City water in a district of western Kütahya was revealed to contain levels of arsenic 350 times higher than the acceptable standards set by the World Health Organization (WHO). The water also reportedly contains 8,000 times the acceptable level of boron, and deaths from cancer in the Emet district are three times as high as the other districts of Kütahya.
The Turkish government's restrictions on card and board games are hurting business for old-fashioned coffee houses. Old-fashioned coffeehouses are an important part of social life, especially for retired and unemployed men in Turkey, and board and card games are among the primary activities.
Economy
Turkey's Central Bank unexpectedly hiked interest rates on Sept. 24, triggering an improvement in the lira's value against the dollar. The Turkish Lira has sunk to record lows over the past month as Ankara's currency interventions proved futile.
Turkey's state-owned Halkbank has urged a judge to dismiss a U.S. indictment accusing the bank of helping Iran evade American sanctions. At a hearing in Manhattan federal court on Sept. 18, a lawyer for Halkbank said its status as a Turkish “instrumentality” shielded it from prosecution because of sovereign immunity.
U.S. tech giant Amazon offered up its speed-delivery subscription to Turkish consumers on Sept. 15. The monthly subscription fee was set for 7.99 Turkish Liras, about one dollar with the current exchange rates.

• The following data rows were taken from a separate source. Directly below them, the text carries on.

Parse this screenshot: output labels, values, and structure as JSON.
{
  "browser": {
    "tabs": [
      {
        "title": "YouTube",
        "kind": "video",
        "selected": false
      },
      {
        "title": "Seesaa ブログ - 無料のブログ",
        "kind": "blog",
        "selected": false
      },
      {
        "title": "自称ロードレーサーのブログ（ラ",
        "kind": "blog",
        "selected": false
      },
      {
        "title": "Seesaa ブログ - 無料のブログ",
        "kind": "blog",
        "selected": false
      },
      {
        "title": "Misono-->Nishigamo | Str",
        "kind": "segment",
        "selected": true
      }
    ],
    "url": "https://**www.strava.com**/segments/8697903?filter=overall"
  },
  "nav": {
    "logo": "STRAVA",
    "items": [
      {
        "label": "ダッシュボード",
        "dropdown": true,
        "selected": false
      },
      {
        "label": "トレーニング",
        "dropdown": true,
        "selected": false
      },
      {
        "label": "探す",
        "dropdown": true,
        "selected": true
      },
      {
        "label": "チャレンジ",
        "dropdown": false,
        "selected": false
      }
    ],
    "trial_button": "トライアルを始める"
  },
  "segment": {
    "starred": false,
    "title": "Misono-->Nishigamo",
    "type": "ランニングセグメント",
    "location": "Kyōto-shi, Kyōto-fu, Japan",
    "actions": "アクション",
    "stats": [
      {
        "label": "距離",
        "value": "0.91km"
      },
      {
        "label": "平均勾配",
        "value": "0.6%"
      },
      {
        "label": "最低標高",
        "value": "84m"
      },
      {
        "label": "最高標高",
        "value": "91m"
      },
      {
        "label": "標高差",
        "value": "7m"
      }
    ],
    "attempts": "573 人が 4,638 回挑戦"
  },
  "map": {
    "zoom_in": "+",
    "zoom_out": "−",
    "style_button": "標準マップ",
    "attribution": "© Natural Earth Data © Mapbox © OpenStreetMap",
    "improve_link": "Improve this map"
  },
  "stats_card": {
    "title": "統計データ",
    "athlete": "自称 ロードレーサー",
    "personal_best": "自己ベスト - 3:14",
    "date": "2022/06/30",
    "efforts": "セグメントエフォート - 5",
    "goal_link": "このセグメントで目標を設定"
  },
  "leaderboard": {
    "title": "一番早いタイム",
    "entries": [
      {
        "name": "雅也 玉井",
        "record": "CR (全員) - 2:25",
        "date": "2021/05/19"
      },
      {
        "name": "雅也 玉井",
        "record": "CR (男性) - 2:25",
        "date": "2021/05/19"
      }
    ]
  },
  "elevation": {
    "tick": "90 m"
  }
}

Turkey's unemployment rate rose to 13.4 percent. and participation edged up in the May-July period in which a coronavirus lockdown was lifted and a ban on layoffs remained in place, data showed on Sept. 10, painting a clearer picture of the pandemic's fallout.
Urban Beat
Istanbulites will select the new face of Taksim Square from among three projects as part of the Istanbul Municipality's plans to renovate the area. Şerif Süveydan, Bünyamin Derman and Kutlu İnanç Bal were the winners in the contest that was held by Istanbul Planning Agency and Istanbul Municipality's Department of Cultural Assets.
The Odunpazarı Modern Museum in western Eskişehir won the award for "international project of the year over £1m" at the London Museums+Heritage Awards. The museum opened its doors just over a year ago in the city's ancient Odunpazarı neighborhood.
The 48th Istanbul Music Festival will be held online, streaming pre-recorded performances in historical venues. Starting on Sept. 18, the Istanbul Foundation for Culture and Arts (İKSV) will make available the performances that honor composer Ludwig van Beethoven.
Heavy presence of the Asian tiger mosquito was detected in four Istanbul districts, concerning locals as the bug can carry malaria, the Zika virus and encephalitis. The invasive species have been increasing in population around Istanbul in the past decade, an Istanbul University veterinarian said.
Ali Demir writes: So the property of the local non-Muslims collapsed, and what happened? Nothing! The whole country is now composed of non-local foreigners. The greedy tailor apprentice that murdered his master could not sew a jacket, and will never be able to.